> [Prompt]: Only the line containing "Give me the" and the lines after it, through the end of the entries, should be output exactly.

Saved data entries

((

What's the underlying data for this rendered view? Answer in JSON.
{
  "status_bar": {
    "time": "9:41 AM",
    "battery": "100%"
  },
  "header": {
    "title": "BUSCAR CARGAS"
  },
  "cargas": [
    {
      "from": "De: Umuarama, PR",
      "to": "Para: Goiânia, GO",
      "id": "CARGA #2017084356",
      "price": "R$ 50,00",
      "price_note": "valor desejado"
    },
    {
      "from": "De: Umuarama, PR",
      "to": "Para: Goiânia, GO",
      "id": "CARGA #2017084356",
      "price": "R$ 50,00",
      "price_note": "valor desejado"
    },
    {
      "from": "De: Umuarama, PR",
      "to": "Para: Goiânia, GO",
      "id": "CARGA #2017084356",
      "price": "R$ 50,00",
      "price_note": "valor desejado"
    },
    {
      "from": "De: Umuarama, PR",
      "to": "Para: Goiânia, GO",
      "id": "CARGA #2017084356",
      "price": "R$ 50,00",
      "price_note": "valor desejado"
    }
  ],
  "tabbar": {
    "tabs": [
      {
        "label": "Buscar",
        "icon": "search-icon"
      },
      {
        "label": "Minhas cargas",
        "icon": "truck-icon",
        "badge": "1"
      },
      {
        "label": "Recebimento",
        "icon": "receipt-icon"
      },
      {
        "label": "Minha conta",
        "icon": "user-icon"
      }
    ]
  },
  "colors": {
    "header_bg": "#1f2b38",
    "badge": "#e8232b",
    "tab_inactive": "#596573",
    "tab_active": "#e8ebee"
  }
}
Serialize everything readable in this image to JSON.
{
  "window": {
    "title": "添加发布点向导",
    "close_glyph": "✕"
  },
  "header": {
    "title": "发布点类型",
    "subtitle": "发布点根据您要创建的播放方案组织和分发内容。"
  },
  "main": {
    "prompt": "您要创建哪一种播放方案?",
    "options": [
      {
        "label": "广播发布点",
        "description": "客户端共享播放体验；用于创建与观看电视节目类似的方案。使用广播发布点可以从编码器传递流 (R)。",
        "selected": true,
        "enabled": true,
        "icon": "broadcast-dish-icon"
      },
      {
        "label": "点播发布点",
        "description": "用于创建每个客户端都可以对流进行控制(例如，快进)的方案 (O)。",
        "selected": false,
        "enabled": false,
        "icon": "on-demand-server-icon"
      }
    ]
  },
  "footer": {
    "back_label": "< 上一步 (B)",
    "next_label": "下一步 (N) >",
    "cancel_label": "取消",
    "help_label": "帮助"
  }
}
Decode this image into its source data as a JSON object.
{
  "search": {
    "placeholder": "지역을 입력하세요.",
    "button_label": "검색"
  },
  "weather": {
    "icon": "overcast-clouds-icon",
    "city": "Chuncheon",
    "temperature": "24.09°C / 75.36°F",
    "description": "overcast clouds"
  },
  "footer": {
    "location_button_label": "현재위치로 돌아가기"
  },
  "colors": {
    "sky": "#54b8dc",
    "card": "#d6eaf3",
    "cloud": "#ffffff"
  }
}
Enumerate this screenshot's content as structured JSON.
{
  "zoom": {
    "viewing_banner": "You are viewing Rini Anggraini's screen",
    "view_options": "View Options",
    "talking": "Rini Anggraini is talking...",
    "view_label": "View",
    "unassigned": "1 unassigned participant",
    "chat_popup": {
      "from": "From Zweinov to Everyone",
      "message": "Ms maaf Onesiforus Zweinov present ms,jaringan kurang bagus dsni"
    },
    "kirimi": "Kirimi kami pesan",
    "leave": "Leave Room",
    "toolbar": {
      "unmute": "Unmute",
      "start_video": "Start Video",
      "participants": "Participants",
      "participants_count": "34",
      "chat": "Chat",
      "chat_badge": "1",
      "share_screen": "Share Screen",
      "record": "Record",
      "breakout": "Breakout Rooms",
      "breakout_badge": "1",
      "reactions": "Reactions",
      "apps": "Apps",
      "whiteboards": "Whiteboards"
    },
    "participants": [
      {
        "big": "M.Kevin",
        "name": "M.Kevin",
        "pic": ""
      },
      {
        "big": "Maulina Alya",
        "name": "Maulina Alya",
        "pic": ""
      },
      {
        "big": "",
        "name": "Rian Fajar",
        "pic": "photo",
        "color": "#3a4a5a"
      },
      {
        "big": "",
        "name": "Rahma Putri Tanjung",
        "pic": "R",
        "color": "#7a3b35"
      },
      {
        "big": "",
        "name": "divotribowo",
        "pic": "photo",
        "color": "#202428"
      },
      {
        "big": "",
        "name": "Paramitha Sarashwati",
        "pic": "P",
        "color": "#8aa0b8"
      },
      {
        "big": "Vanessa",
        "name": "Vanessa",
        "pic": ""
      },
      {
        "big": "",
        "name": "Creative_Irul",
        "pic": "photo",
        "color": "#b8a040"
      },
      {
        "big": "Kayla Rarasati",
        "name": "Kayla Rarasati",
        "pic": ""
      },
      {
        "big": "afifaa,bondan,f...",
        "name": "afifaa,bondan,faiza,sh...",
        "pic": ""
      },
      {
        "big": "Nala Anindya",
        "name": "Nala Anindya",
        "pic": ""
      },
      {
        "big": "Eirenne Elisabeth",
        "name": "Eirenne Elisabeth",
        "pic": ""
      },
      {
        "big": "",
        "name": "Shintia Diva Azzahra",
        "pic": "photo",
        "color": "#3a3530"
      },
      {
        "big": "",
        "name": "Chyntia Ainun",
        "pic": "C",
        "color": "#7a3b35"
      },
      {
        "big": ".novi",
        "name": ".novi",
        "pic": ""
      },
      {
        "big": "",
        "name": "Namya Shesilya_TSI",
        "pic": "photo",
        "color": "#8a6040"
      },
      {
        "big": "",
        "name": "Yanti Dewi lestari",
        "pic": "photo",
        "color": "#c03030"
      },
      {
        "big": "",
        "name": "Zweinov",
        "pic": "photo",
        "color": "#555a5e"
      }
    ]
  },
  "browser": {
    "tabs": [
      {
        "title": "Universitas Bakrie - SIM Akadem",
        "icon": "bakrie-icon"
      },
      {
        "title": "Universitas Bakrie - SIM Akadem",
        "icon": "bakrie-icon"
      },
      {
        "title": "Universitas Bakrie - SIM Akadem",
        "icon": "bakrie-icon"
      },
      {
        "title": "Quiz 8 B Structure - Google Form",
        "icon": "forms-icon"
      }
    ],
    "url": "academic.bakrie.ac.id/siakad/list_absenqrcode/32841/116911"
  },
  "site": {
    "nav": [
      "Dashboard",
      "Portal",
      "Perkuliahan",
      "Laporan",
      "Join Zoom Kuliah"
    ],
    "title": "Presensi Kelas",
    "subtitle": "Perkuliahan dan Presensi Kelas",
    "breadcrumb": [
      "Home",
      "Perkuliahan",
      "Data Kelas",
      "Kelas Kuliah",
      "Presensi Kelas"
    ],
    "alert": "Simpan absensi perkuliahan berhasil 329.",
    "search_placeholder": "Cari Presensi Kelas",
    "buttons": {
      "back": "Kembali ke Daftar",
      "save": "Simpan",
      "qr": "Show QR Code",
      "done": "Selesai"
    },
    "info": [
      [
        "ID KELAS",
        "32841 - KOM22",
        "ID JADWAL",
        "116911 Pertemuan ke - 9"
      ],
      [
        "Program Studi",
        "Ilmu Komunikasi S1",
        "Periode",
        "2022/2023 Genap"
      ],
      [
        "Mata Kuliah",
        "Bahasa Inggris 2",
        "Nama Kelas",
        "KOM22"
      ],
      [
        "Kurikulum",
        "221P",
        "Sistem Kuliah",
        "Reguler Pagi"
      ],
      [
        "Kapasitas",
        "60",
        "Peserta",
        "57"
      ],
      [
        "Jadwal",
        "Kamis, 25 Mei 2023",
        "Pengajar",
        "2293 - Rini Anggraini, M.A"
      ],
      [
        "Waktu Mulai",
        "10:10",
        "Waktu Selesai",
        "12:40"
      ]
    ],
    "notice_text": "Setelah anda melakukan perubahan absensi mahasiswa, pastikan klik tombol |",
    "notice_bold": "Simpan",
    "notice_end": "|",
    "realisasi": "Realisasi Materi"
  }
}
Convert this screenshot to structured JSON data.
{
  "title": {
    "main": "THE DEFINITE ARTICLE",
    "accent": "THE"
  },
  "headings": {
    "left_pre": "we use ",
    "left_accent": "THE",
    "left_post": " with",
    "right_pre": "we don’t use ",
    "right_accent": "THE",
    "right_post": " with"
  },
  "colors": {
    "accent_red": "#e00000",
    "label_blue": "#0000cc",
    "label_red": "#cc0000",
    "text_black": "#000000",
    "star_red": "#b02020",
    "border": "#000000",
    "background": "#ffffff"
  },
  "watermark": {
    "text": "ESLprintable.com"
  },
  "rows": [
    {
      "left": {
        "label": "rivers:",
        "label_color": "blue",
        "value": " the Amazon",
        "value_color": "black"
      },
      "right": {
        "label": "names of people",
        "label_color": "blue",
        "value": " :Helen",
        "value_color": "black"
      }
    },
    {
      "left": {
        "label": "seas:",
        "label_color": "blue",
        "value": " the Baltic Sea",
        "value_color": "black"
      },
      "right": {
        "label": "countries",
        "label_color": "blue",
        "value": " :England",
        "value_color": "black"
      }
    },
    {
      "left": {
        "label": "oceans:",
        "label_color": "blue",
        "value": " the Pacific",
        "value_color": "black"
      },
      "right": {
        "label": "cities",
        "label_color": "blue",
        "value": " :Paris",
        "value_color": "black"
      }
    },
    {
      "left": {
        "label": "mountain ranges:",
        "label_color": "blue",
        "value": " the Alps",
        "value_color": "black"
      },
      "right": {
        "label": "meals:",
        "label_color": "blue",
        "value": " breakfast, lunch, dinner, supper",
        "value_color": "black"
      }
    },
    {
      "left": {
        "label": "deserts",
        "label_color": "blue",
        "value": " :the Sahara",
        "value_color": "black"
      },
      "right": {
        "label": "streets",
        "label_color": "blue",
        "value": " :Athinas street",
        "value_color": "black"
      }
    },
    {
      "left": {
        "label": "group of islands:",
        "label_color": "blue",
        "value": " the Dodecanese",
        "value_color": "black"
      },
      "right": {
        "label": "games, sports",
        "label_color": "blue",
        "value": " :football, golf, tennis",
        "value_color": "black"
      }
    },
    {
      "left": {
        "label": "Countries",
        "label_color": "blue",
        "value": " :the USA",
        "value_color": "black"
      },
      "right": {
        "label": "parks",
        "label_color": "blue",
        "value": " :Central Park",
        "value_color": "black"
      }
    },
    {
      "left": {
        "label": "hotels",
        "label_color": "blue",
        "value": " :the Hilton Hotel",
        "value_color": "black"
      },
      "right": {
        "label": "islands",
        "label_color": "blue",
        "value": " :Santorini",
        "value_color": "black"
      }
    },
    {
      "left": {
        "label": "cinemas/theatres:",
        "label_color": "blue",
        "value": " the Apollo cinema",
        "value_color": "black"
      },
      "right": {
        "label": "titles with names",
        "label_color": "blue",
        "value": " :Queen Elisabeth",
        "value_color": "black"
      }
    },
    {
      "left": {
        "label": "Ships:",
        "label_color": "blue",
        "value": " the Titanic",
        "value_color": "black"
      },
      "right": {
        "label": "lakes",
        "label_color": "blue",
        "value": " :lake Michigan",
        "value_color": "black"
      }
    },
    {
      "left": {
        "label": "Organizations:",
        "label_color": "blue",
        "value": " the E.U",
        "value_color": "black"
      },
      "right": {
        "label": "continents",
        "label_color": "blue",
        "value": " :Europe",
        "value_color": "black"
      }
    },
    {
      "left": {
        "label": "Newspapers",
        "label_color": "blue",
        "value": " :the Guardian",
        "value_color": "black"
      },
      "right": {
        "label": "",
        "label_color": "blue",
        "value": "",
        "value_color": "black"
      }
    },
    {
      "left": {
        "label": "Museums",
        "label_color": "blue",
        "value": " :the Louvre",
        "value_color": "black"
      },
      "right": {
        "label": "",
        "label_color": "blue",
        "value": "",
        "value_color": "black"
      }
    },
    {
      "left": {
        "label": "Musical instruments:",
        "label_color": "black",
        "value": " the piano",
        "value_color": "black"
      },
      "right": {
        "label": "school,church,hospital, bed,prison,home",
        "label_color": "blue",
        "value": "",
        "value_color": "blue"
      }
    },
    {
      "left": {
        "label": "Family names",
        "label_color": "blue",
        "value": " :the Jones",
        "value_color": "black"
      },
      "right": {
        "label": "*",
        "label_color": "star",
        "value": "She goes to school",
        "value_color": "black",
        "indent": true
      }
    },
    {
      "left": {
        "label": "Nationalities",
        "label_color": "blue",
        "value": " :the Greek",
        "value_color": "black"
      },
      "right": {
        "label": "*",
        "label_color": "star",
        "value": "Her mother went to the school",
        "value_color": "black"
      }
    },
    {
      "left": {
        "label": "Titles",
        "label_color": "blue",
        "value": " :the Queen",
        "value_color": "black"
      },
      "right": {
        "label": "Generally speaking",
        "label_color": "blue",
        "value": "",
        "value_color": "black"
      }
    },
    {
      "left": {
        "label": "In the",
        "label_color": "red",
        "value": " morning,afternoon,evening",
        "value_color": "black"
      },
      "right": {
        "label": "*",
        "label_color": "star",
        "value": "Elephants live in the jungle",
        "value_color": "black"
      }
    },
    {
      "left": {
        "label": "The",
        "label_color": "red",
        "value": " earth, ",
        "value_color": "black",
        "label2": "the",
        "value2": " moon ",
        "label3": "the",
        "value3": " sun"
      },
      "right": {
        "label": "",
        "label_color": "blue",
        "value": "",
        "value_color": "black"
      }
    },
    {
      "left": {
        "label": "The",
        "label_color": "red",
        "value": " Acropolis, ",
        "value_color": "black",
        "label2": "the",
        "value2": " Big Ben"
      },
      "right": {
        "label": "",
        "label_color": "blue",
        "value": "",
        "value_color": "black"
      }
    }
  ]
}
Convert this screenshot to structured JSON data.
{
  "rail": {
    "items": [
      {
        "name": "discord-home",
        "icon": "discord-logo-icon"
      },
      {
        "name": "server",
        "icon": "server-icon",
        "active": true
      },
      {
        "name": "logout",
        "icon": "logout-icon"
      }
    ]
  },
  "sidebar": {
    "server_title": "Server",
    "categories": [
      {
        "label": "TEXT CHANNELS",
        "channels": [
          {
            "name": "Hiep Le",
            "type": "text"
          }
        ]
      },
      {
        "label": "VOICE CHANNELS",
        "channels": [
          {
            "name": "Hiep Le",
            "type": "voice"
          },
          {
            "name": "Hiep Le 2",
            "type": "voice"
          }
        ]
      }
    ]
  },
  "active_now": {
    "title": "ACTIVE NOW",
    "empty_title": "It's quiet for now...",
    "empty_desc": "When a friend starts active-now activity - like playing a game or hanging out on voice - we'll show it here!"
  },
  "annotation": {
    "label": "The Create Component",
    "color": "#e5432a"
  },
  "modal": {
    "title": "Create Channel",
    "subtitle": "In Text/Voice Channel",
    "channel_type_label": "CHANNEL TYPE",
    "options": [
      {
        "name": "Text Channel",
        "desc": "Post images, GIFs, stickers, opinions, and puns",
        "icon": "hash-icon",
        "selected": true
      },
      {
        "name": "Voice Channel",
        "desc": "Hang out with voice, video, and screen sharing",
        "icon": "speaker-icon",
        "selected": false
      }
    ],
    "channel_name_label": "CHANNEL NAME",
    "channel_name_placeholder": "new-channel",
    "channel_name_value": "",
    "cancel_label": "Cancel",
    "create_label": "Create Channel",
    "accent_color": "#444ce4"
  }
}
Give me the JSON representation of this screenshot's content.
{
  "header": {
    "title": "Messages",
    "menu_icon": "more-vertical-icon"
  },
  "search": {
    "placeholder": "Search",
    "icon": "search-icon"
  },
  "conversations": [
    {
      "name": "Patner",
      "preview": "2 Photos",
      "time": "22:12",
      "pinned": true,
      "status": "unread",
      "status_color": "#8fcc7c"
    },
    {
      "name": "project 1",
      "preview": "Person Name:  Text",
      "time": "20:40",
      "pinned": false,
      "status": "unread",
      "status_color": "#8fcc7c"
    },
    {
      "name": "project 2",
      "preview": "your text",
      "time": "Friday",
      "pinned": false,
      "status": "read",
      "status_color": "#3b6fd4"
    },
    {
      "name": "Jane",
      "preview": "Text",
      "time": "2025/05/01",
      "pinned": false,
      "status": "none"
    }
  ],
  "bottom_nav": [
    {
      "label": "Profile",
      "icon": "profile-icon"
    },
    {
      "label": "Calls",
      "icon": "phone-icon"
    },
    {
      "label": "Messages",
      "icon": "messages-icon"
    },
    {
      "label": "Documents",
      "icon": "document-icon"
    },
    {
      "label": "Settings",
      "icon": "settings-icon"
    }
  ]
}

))

> [Your response]:
Give me the JSON representation of this screenshot's content.
{
  "header": {
    "title": "Messages",
    "menu_icon": "more-vertical-icon"
  },
  "search": {
    "placeholder": "Search",
    "icon": "search-icon"
  },
  "conversations": [
    {
      "name": "Patner",
      "preview": "2 Photos",
      "time": "22:12",
      "pinned": true,
      "status": "unread",
      "status_color": "#8fcc7c"
    },
    {
      "name": "project 1",
      "preview": "Person Name:  Text",
      "time": "20:40",
      "pinned": false,
      "status": "unread",
      "status_color": "#8fcc7c"
    },
    {
      "name": "project 2",
      "preview": "your text",
      "time": "Friday",
      "pinned": false,
      "status": "read",
      "status_color": "#3b6fd4"
    },
    {
      "name": "Jane",
      "preview": "Text",
      "time": "2025/05/01",
      "pinned": false,
      "status": "none"
    }
  ],
  "bottom_nav": [
    {
      "label": "Profile",
      "icon": "profile-icon"
    },
    {
      "label": "Calls",
      "icon": "phone-icon"
    },
    {
      "label": "Messages",
      "icon": "messages-icon"
    },
    {
      "label": "Documents",
      "icon": "document-icon"
    },
    {
      "label": "Settings",
      "icon": "settings-icon"
    }
  ]
}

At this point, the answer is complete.